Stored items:
▶
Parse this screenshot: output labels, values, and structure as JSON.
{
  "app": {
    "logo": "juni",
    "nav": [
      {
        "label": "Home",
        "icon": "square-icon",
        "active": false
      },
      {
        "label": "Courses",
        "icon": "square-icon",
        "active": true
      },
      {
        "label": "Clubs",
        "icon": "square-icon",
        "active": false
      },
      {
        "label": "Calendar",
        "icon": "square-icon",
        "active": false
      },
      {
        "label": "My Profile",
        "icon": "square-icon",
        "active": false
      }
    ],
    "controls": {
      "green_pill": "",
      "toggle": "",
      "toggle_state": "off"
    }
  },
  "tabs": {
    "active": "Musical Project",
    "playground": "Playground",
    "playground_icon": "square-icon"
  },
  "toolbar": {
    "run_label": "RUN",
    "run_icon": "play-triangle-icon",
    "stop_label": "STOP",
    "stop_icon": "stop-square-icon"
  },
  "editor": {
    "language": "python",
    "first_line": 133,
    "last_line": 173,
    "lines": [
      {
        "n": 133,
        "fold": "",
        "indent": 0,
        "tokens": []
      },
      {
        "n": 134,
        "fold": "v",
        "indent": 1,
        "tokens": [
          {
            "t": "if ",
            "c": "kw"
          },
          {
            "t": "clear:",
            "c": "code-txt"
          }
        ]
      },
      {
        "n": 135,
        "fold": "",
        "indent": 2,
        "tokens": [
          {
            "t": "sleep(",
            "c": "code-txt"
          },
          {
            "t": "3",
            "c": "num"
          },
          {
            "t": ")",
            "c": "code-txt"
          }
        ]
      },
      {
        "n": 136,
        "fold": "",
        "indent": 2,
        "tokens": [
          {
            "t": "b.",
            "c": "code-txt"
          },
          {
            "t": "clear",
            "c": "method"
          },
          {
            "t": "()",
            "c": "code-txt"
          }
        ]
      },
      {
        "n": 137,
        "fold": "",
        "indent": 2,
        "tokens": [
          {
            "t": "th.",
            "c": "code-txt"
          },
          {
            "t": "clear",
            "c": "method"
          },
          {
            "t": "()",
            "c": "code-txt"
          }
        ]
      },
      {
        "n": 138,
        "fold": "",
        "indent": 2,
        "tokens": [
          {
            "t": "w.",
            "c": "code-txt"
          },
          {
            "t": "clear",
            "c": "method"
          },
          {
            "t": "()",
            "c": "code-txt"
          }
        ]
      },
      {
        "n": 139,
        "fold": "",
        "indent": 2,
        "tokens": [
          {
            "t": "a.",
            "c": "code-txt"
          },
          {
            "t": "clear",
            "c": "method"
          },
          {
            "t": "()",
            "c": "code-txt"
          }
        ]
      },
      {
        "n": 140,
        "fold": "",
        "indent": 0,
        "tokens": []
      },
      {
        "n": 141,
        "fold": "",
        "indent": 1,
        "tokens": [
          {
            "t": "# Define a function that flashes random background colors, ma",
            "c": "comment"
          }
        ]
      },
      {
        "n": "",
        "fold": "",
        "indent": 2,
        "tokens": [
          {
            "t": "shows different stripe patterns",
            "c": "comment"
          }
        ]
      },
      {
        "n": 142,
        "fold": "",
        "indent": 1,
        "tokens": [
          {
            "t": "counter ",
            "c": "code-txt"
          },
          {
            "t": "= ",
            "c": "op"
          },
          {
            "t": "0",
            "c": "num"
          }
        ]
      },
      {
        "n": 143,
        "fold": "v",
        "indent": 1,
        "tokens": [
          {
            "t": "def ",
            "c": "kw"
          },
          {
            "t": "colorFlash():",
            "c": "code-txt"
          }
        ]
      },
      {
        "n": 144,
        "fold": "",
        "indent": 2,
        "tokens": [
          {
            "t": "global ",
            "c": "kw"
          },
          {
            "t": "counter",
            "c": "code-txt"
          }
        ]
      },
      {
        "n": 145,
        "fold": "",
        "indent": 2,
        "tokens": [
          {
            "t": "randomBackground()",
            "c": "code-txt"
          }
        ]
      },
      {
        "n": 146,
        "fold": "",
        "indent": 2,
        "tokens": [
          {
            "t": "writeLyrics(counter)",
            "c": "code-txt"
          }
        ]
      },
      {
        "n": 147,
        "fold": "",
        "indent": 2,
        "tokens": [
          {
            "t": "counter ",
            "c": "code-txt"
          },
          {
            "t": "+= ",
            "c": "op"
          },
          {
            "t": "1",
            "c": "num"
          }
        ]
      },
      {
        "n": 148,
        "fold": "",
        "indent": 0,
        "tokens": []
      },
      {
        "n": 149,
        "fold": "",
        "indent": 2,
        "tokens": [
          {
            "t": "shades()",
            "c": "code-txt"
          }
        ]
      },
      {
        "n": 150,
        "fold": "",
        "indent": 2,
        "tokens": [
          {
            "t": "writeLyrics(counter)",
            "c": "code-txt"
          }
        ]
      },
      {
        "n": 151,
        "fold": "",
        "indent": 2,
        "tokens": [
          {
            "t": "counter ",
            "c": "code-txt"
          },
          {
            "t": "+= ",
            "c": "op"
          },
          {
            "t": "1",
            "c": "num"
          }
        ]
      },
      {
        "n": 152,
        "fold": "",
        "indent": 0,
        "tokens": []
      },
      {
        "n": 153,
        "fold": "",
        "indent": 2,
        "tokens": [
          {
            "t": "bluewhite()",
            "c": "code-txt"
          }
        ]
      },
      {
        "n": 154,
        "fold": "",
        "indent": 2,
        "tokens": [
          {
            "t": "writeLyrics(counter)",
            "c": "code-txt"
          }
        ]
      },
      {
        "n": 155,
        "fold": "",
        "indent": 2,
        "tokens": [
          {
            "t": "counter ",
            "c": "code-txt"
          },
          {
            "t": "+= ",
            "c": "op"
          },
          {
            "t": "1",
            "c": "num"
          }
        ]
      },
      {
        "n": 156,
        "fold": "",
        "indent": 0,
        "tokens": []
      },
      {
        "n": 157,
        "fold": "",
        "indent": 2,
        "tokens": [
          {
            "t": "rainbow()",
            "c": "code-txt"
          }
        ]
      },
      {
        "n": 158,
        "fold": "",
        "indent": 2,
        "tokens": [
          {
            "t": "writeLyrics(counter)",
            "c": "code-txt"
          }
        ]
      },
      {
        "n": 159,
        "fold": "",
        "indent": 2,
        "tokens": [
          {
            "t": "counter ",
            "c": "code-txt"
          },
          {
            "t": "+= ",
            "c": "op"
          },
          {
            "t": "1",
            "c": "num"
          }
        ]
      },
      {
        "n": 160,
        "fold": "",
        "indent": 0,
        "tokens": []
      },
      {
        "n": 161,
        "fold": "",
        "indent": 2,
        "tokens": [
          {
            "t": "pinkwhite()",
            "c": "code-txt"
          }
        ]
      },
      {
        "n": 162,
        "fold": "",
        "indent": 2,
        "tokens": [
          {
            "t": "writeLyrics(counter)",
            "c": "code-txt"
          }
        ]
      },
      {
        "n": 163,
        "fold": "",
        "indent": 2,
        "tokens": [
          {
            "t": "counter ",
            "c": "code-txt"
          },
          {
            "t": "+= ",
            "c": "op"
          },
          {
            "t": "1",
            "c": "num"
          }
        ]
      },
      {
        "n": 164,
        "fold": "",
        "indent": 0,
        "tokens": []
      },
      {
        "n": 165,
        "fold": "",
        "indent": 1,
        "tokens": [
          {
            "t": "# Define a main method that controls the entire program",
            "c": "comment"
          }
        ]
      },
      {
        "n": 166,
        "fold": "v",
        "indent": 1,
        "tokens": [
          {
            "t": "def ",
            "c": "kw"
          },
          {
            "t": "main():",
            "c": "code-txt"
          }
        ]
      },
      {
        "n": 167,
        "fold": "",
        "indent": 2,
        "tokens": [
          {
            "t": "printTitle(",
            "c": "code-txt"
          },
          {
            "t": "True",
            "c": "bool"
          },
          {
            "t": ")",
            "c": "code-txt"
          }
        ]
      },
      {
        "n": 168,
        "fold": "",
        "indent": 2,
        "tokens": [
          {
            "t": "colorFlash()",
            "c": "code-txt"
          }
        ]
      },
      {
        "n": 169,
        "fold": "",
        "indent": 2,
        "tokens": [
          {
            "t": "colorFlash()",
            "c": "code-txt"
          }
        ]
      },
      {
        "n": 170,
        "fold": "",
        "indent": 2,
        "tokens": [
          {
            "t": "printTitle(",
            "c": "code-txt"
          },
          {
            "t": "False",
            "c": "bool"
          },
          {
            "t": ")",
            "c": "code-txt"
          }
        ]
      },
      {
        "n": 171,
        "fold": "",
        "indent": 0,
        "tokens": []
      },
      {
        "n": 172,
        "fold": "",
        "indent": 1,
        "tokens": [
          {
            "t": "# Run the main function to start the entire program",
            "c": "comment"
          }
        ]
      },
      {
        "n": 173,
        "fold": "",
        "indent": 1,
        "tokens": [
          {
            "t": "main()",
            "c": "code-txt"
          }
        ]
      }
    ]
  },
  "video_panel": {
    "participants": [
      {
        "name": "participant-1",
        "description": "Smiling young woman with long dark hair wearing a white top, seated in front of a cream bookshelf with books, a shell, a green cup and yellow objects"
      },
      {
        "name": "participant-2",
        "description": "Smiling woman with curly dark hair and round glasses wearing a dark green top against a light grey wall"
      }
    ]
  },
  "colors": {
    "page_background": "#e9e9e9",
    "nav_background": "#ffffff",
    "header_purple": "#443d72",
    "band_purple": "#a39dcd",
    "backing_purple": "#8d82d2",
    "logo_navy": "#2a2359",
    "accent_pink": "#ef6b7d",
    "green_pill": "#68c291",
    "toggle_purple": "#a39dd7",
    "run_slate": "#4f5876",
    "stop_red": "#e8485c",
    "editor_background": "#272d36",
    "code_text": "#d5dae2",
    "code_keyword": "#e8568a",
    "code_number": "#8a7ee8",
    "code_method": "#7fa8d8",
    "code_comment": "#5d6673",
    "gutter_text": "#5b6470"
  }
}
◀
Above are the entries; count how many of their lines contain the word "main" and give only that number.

Reply: 4